Work instruction — This exercise asks for the records to be retyped exactly as they read.

The input —
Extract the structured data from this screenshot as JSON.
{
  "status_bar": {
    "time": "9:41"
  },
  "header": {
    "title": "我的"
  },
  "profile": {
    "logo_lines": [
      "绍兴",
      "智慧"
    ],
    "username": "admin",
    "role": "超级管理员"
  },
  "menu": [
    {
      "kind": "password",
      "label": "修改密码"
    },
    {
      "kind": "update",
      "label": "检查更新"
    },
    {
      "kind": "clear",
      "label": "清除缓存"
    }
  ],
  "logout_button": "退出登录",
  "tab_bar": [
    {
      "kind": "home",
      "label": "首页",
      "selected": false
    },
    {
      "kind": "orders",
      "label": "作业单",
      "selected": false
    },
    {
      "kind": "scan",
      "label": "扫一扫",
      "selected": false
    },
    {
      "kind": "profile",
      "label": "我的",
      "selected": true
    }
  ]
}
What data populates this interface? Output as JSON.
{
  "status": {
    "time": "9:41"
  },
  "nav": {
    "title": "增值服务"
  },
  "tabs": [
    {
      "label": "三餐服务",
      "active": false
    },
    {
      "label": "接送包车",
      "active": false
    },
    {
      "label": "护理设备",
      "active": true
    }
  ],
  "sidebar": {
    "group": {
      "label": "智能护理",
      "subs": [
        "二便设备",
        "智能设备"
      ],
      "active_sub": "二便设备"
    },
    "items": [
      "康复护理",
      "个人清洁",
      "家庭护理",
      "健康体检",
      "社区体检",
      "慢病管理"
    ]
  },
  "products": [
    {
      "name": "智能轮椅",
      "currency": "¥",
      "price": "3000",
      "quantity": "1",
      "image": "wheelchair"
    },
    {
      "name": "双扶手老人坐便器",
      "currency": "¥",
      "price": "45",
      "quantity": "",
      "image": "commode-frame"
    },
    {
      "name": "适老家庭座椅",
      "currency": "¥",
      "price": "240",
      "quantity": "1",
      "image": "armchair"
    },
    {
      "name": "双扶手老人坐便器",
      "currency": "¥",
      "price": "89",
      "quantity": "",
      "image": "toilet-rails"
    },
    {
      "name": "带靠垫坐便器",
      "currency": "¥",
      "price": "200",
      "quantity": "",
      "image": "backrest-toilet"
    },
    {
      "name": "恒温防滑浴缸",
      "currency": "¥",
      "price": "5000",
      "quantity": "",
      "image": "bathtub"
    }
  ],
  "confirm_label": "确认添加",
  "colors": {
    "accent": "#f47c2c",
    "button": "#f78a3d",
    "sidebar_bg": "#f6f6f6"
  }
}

Reply —
Extract the structured data from this screenshot as JSON.
{
  "status_bar": {
    "time": "9:41"
  },
  "header": {
    "title": "我的"
  },
  "profile": {
    "logo_lines": [
      "绍兴",
      "智慧"
    ],
    "username": "admin",
    "role": "超级管理员"
  },
  "menu": [
    {
      "kind": "password",
      "label": "修改密码"
    },
    {
      "kind": "update",
      "label": "检查更新"
    },
    {
      "kind": "clear",
      "label": "清除缓存"
    }
  ],
  "logout_button": "退出登录",
  "tab_bar": [
    {
      "kind": "home",
      "label": "首页",
      "selected": false
    },
    {
      "kind": "orders",
      "label": "作业单",
      "selected": false
    },
    {
      "kind": "scan",
      "label": "扫一扫",
      "selected": false
    },
    {
      "kind": "profile",
      "label": "我的",
      "selected": true
    }
  ]
}
What data populates this interface? Output as JSON.
{
  "status": {
    "time": "9:41"
  },
  "nav": {
    "title": "增值服务"
  },
  "tabs": [
    {
      "label": "三餐服务",
      "active": false
    },
    {
      "label": "接送包车",
      "active": false
    },
    {
      "label": "护理设备",
      "active": true
    }
  ],
  "sidebar": {
    "group": {
      "label": "智能护理",
      "subs": [
        "二便设备",
        "智能设备"
      ],
      "active_sub": "二便设备"
    },
    "items": [
      "康复护理",
      "个人清洁",
      "家庭护理",
      "健康体检",
      "社区体检",
      "慢病管理"
    ]
  },
  "products": [
    {
      "name": "智能轮椅",
      "currency": "¥",
      "price": "3000",
      "quantity": "1",
      "image": "wheelchair"
    },
    {
      "name": "双扶手老人坐便器",
      "currency": "¥",
      "price": "45",
      "quantity": "",
      "image": "commode-frame"
    },
    {
      "name": "适老家庭座椅",
      "currency": "¥",
      "price": "240",
      "quantity": "1",
      "image": "armchair"
    },
    {
      "name": "双扶手老人坐便器",
      "currency": "¥",
      "price": "89",
      "quantity": "",
      "image": "toilet-rails"
    },
    {
      "name": "带靠垫坐便器",
      "currency": "¥",
      "price": "200",
      "quantity": "",
      "image": "backrest-toilet"
    },
    {
      "name": "恒温防滑浴缸",
      "currency": "¥",
      "price": "5000",
      "quantity": "",
      "image": "bathtub"
    }
  ],
  "confirm_label": "确认添加",
  "colors": {
    "accent": "#f47c2c",
    "button": "#f78a3d",
    "sidebar_bg": "#f6f6f6"
  }
}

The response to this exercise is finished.